are abundantly clasical, and the orator's observations in many places sensible and just; though we cannot admit his account of the facility of procuring degrees in other universities, if by alienas academias, page 1o, he means all other universities except those of Oxford and Cambridge. It is well known that some of the greatest ornaments of the profession have been bred at other seminaries of learning; and it is no lels certain that feveral have been received into the College of Physicians at London in particular, who can claim no great pre-eminence in point of knowledge; and therefore if the author has not borrowed the subject of his satire from the too great lenity of the learned body last mentioned, we know not from what other quarter he could be supplied with matter for his splenetic de. scription.
• Alia jam nunc res agitur : apud alienas academias brevius fit ad medicinam iter ; fervi iterum in medicorum numerum fefe insinuant, non qui apud Athenas septem annos studiis dedere, fed qui ex tabernis sunt & ex officinis effusi. Jam patet janua pharmacopolarum tironibus, chirurgis maritimis, & marculis obftetricibus, eis plerumque qui ne fando auditi, nedum ullius professoris oculis unquam confpe&ti fuerint. Indignum facinus ! Quid enim inhonestius ? quid audacius, quid injuriosius reipublicæ concipi poffit, quam imperitos & illiteratos homines medicinæ gradibus per tabellarios ornari, & in eam profeffionem furtim intrudi, quibus concredendæ sunt populi falus civiumque vitæ ? Sed, proh dolor ! ad eam temporum infelicitatem nos reservari videmur, quibus omnia complananda funt & coæquanda, omnes modeftiæ limites tranfiliendi, propter fpeciosos pro libertate clamores, a libertate veruntamen alieniffimos.
However justly the author here inveighs against the admirSion of servants and apothecaries' apprentices into the London College, (for we cannot conceive such a fact to have taken place in any other) it is certainly injurious to mingle gentlemen, such as surgeons and men-midwives of regular education, with such a motly group.
The description of the late squabbles in the College is far from being void of classical elegance.
• Inter hos inobilium quiritium tumultus, huic nostro inermi domicilio beilum indicitur. Audite collegæ-quæ neque taceri, neque pro dignitate rei dici poffunt. Ex Vulcani adytis in Apollinis castra irrumpendum est. Afpicite-præest Faber Ferrarius, uncum dextrâ vibrans durumque malleum ; domus hæc oppugnatur, fores peffundantur, claustra evelluntur, repaguia pertringuntur, feneftræ conquaffantur. Hoftes introeunt, accumbunt, cavillantur, rixantur, criminantur, elabun
tur. O præclaram viétoriam de poftibus, de foribus, de pel. sulis, de fenestris reportatamn! Ipfi mehercule suis victoriis sunt victi.'
To this Oration is subjoined, by the same author, a short Latin poem, intitled, Meadus, wrote in commemoration of Dr. Mead, which thews the poetical talents of the author to be not inconsiderable, as will appear from the following quotation.
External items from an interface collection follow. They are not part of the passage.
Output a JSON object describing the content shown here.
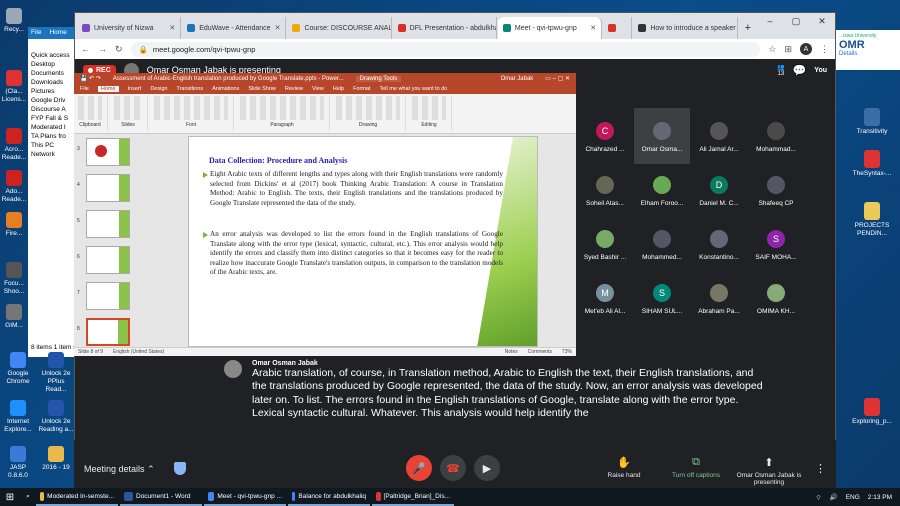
{
  "desktop_left": [
    {
      "label": "Recy...",
      "color": "#9aa7b4"
    },
    {
      "label": "(Cla... Licens...",
      "color": "#d33"
    },
    {
      "label": "Acro... Reade...",
      "color": "#c22"
    },
    {
      "label": "Ado... Reade...",
      "color": "#c22"
    },
    {
      "label": "Fire...",
      "color": "#e67e22"
    },
    {
      "label": "Focu... Shoo...",
      "color": "#555"
    },
    {
      "label": "GIM...",
      "color": "#777"
    },
    {
      "label": "Google Chrome",
      "color": "#4285f4"
    },
    {
      "label": "Unlock 2e PPlus Read...",
      "color": "#2255aa"
    },
    {
      "label": "Internet Explore...",
      "color": "#1e90ff"
    },
    {
      "label": "Unlock 2e Reading a...",
      "color": "#2255aa"
    },
    {
      "label": "JASP 0.8.6.0",
      "color": "#3a7bd5"
    },
    {
      "label": "2016 - 19",
      "color": "#e8b94a"
    }
  ],
  "desktop_right": [
    {
      "label": "Transitivity",
      "color": "#3a6ea5"
    },
    {
      "label": "TheSyntax-...",
      "color": "#d33"
    },
    {
      "label": "PROJECTS PENDIN...",
      "color": "#e8c95a"
    },
    {
      "label": "Exploring_p...",
      "color": "#d33"
    }
  ],
  "explorer": {
    "items": [
      "Quick access",
      "Desktop",
      "Documents",
      "Downloads",
      "Pictures",
      "Google Driv",
      "Discourse A",
      "FYP Fall & S",
      "Moderated I",
      "TA Plans fro",
      "This PC",
      "Network"
    ],
    "footer": "8 items    1 item s"
  },
  "browser": {
    "tabs": [
      {
        "label": "University of Nizwa",
        "color": "#7a4bc2"
      },
      {
        "label": "EduWave - Attendance",
        "color": "#1b75bc"
      },
      {
        "label": "Course: DISCOURSE ANALYSIS",
        "color": "#f2a900"
      },
      {
        "label": "DFL Presentation - abdulkhaliq...",
        "color": "#d93025"
      },
      {
        "label": "Meet - qvi-tpwu-gnp",
        "color": "#00897b"
      },
      {
        "label": "",
        "color": "#d93025"
      },
      {
        "label": "How to introduce a speaker —...",
        "color": "#333"
      }
    ],
    "url": "meet.google.com/qvi-tpwu-gnp",
    "profile_letter": "A"
  },
  "meet": {
    "rec_label": "REC",
    "presenting_title": "Omar Osman Jabak is presenting",
    "people_count": "13",
    "you_label": "You",
    "nizwa_badge": "OMR",
    "nizwa_details": "Details",
    "participants": [
      {
        "name": "Chahrazed ...",
        "initial": "C",
        "color": "#c2185b"
      },
      {
        "name": "Omar Osma...",
        "initial": "",
        "color": "#667"
      },
      {
        "name": "Ali Jamal Ar...",
        "initial": "",
        "color": "#555"
      },
      {
        "name": "Mohammad...",
        "initial": "",
        "color": "#4a4a4a"
      },
      {
        "name": "Soheil Atas...",
        "initial": "",
        "color": "#665"
      },
      {
        "name": "Elham Foroo...",
        "initial": "",
        "color": "#6a5"
      },
      {
        "name": "Daniel M. C...",
        "initial": "D",
        "color": "#0b7a5c"
      },
      {
        "name": "Shafeeq CP",
        "initial": "",
        "color": "#556"
      },
      {
        "name": "Syed Bashir ...",
        "initial": "",
        "color": "#7a6"
      },
      {
        "name": "Mohammed...",
        "initial": "",
        "color": "#556"
      },
      {
        "name": "Konstantino...",
        "initial": "",
        "color": "#667"
      },
      {
        "name": "SAIF MOHA...",
        "initial": "S",
        "color": "#8e24aa"
      },
      {
        "name": "Met'eb Ali Al...",
        "initial": "M",
        "color": "#78909c"
      },
      {
        "name": "SIHAM SUL...",
        "initial": "S",
        "color": "#00897b"
      },
      {
        "name": "Abraham Pa...",
        "initial": "",
        "color": "#776"
      },
      {
        "name": "OMIMA KH...",
        "initial": "",
        "color": "#8a7"
      }
    ],
    "caption_speaker": "Omar Osman Jabak",
    "caption_text": "Arabic translation, of course, in Translation method, Arabic to English the text, their English translations, and the translations produced by Google represented, the data of the study. Now, an error analysis was developed later on. To list. The errors found in the English translations of Google, translate along with the error type. Lexical syntactic cultural. Whatever. This analysis would help identify the",
    "meeting_details": "Meeting details",
    "raise_hand": "Raise hand",
    "turn_off_captions": "Turn off captions",
    "presenting_short": "Omar Osman Jabak is presenting"
  },
  "ppt": {
    "window_title": "Assessment of Arabic-English translation produced by Google Translate.pptx - Power...",
    "drawing_tools": "Drawing Tools",
    "user": "Omar Jabak",
    "tabs": [
      "File",
      "Home",
      "Insert",
      "Design",
      "Transitions",
      "Animations",
      "Slide Show",
      "Review",
      "View",
      "Help",
      "Format",
      "Tell me what you want to do"
    ],
    "ribbon_groups": [
      "Clipboard",
      "Slides",
      "Font",
      "Paragraph",
      "Drawing",
      "Editing"
    ],
    "slide_title": "Data Collection: Procedure and Analysis",
    "bullet1": "Eight Arabic texts of different lengths and types along with their English translations were randomly selected from Dickins' et al (2017) book Thinking Arabic Translation: A course in Translation Method: Arabic to English. The texts, their English translations and the translations produced by Google Translate represented the data of the study.",
    "bullet2": "An error analysis was developed to list the errors found in the English translations of Google Translate along with the error type (lexical, syntactic, cultural, etc.). This error analysis would help identify the errors and classify them into distinct categories so that it becomes easy for the reader to realize how inaccurate Google Translate's translation outputs, in comparison to the translation models of the Arabic texts, are.",
    "thumb_numbers": [
      "3",
      "4",
      "5",
      "6",
      "7",
      "8"
    ],
    "status_slide": "Slide 8 of 9",
    "status_lang": "English (United States)",
    "status_notes": "Notes",
    "status_comments": "Comments",
    "status_zoom": "73%"
  },
  "taskbar": {
    "items": [
      {
        "label": "Moderated In-semste...",
        "color": "#e8b94a"
      },
      {
        "label": "Document1 - Word",
        "color": "#2b579a"
      },
      {
        "label": "Meet - qvi-tpwu-gnp ...",
        "color": "#4285f4"
      },
      {
        "label": "Balance for abdulkhaliq",
        "color": "#4285f4"
      },
      {
        "label": "[Paltridge_Brian]_Dis...",
        "color": "#d33"
      }
    ],
    "lang": "ENG",
    "time": "2:13 PM"
  }
}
• Usque adeone premunt ingrata filentia vates ?
• Te testem, O Hygieîa, voco; tu nempe videbas,
· Heu perit ante alios dileclus Apolline natos,
• Hunc gemit Eridanus, qui Aumina vortice torquet,